DIEGO LUNA: This was the first time I realized [I] could have a reach that I didn’t imagine possible. I grew up mostly in theater in Mexico and thinking mostly in the context of my community there. But “Y Tu Mamá” was like an awakening for me. What struck me the hardest was the distance that developed between my family and friends and I after this movie. I started to work in other countries, to spend long periods away from home to the point that I questioned where my home really was. That can be exciting, but it was also anguishing because you feel lost, like you don’t belong anywhere.
GAEL GARCÍA BERNAL: When I made “Amores Perros” [his first movie, in 2000] I discovered this universe without knowing anything about the craziness of moviemaking. With “Y Tu Mamá También,” Alfonso was at a moment in his life where he was very open to including us actors throughout the process for over a year. We learned the basics of cinema! What I’ve taken with me into every movie I make is that as an important requirement there should be a sense of fraternity like the one we had then.
MARIBEL VERDÚ: I’ve been working since I was 13, so I would have kept on working in Latin America and in my country regardless, but thanks to “Y Tu Mamá También” I became known abroad. It wasn’t only that I gained international recognition for any movie, but this prestigious and significant movie. I got to know Mexico thanks to [Alfonso] and eventually made other films with Mexican directors.”
What do you believe are some of the reason that made “Y Tu Mamá También” a success?

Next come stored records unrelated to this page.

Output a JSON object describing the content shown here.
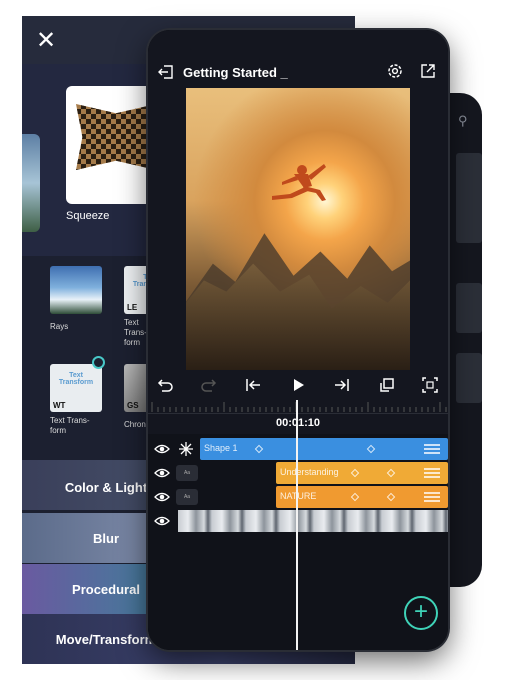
{
  "effects_panel": {
    "featured_label": "Squeeze",
    "effects": [
      {
        "label": "Rays",
        "code": ""
      },
      {
        "label": "Text Trans-\nform",
        "code": "LE",
        "thumb_text": "Text Transform"
      },
      {
        "label": "Text Trans-\nform",
        "code": "WT",
        "thumb_text": "Text Transform"
      },
      {
        "label": "Chron",
        "code": "GS"
      }
    ],
    "categories": [
      "Color & Light",
      "Blur",
      "Procedural",
      "Move/Transform"
    ]
  },
  "editor": {
    "project_title": "Getting Started _",
    "timecode": "00:01:10",
    "tracks": [
      {
        "name": "Shape 1",
        "color": "#3a8fe0"
      },
      {
        "name": "Understanding",
        "color": "#f0aa36"
      },
      {
        "name": "NATURE",
        "color": "#f09a30"
      },
      {
        "name": "",
        "color": "#c8ccd2"
      }
    ],
    "add_button": "+"
  }
}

ALFONSO CUARÓN: One part is obvious. Putting teenagers in situations that include sex will always be attractive to a certain audience. But I hope “Y Tu Mamá También” transcended that, because we set out to not be “American Pie.” We wanted the sex scenes to get a point across about these characters and about the social elements we were playing with, like class and the conceptions of masculinity that these characters have.
CARLOS CUARÓN: That portrait of adolescence with its failures and virtues, the narrator who doesn’t narrate but contextualizes things and helped us avoid explanatory scenes, the enormous chemistry between Diego and Gael and the counterpoint that Maribel provided were some of the many factors. None of us who made it thought it would have such success. When we wrote the screenplay, we didn’t know who would dare make it.
LUNA: This is a great movie, of course, but not all great movies arrive in the correct moment. “Y Tu Mamá También” had such luck. It found an audience that needed a journey like the one the movie proposes. The movie speaks of fundamental relationships and it’s very easy to reflect yourself in it. It’s also a movie that portrays a Mexico that seemed to be hidden before. The way it depicts the economic inequality and class conflict was very painful for some to see back then. I remember a lot of people complained, “Why do you portray Mexico this way?” But at the same time it portrayed the beauty that the country has to offer.
GARCÍA BERNAL: It caused a schism within the Mexican audience. Many people connected positively with the movie but it angered the pearl-clutchers. [Laughs] Some audiences projected a certain discomfort with the sexual openness or with the fact that the movie touched on gay themes in an ambiguous way. All of that created a dialogue. Outside Mexico what transcended was the desire to live that this movie instills in you. When you come out of the theater, you want to head to the beach and go on a crazy adventure.